(App and web page records)
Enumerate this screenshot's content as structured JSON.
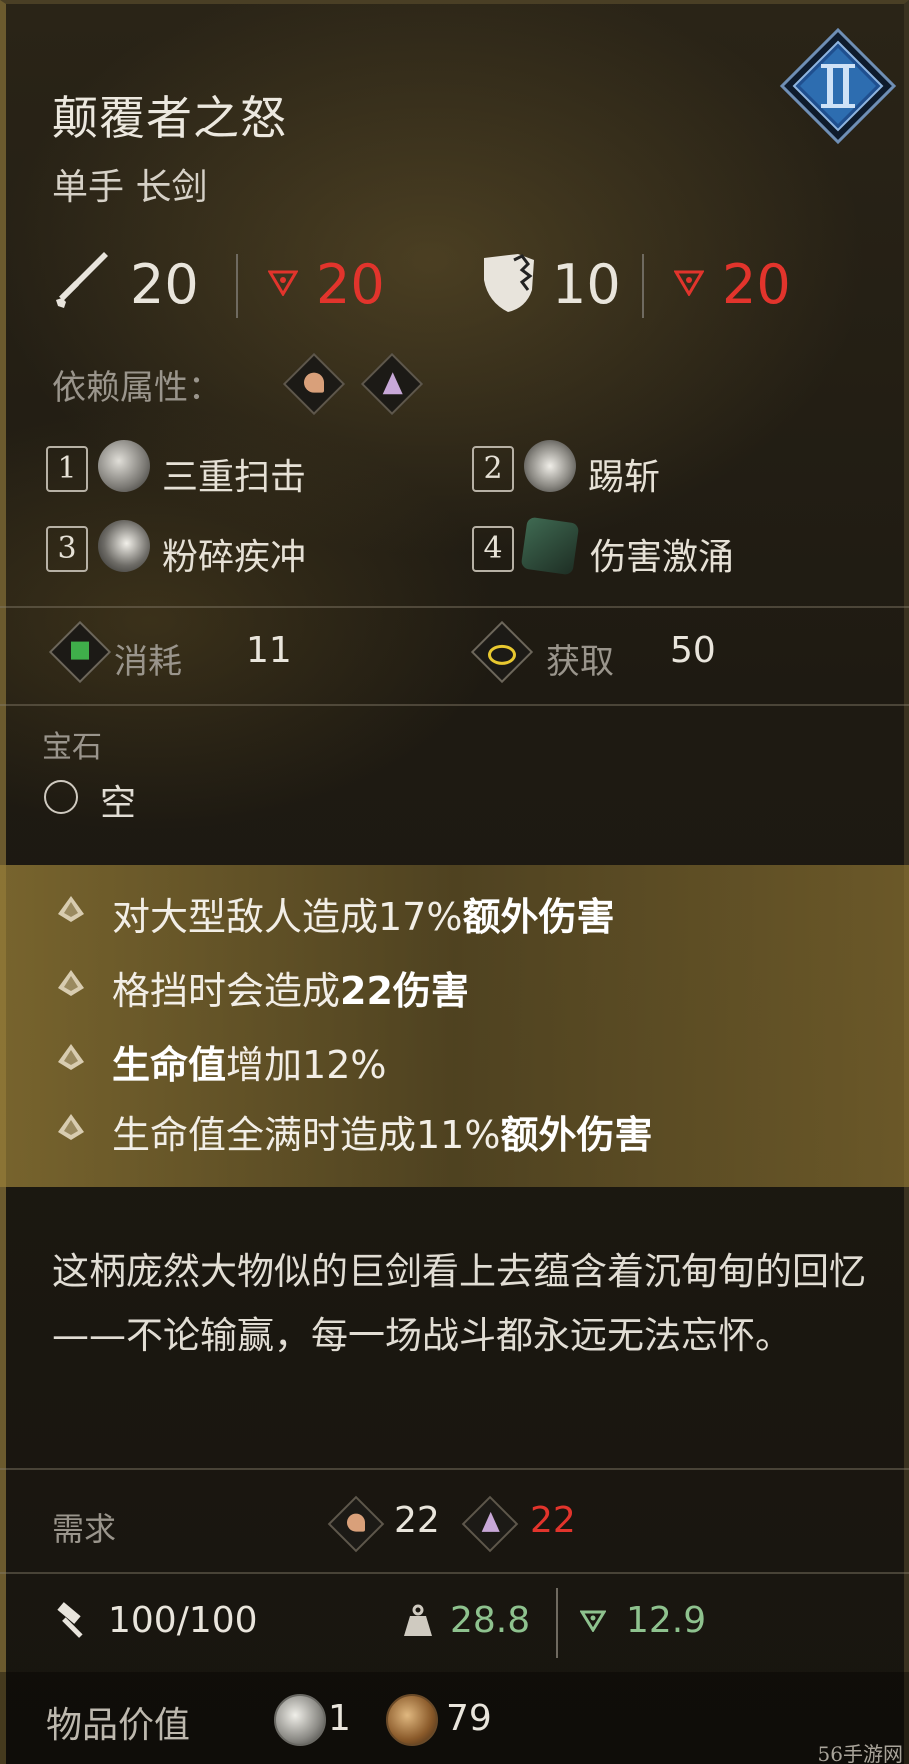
{
  "item": {
    "name": "颠覆者之怒",
    "type": "单手 长剑",
    "tier_icon": "roman-two-badge"
  },
  "stats": {
    "attack": "20",
    "attack_penalty": "20",
    "defense": "10",
    "defense_penalty": "20"
  },
  "scaling": {
    "label": "依赖属性：",
    "icons": [
      "strength-arm-icon",
      "faith-hands-icon"
    ]
  },
  "skills": [
    {
      "num": "1",
      "name": "三重扫击"
    },
    {
      "num": "2",
      "name": "踢斩"
    },
    {
      "num": "3",
      "name": "粉碎疾冲"
    },
    {
      "num": "4",
      "name": "伤害激涌"
    }
  ],
  "resources": {
    "cost_label": "消耗",
    "cost_value": "11",
    "gain_label": "获取",
    "gain_value": "50"
  },
  "gem": {
    "label": "宝石",
    "slot": "空"
  },
  "attributes": [
    {
      "pre": "对大型敌人造成17%",
      "bold": "额外伤害",
      "post": ""
    },
    {
      "pre": "格挡时会造成",
      "bold": "22伤害",
      "post": ""
    },
    {
      "pre": "",
      "bold": "生命值",
      "post": "增加12%"
    },
    {
      "pre": "生命值全满时造成11%",
      "bold": "额外伤害",
      "post": ""
    }
  ],
  "description": "这柄庞然大物似的巨剑看上去蕴含着沉甸甸的回忆——不论输赢，每一场战斗都永远无法忘怀。",
  "requirements": {
    "label": "需求",
    "strength": "22",
    "faith": "22"
  },
  "durability": "100/100",
  "weight": "28.8",
  "weight_penalty": "12.9",
  "value": {
    "label": "物品价值",
    "silver": "1",
    "gold": "79"
  },
  "watermark": "56手游网",
  "colors": {
    "penalty": "#e2342c",
    "accent_gold": "#b59a4a",
    "tier_blue": "#2d6db0"
  }
}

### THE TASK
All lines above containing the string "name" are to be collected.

### REPLY
    "name": "颠覆者之怒",
      "name": "三重扫击"
      "name": "踢斩"
      "name": "粉碎疾冲"
      "name": "伤害激涌"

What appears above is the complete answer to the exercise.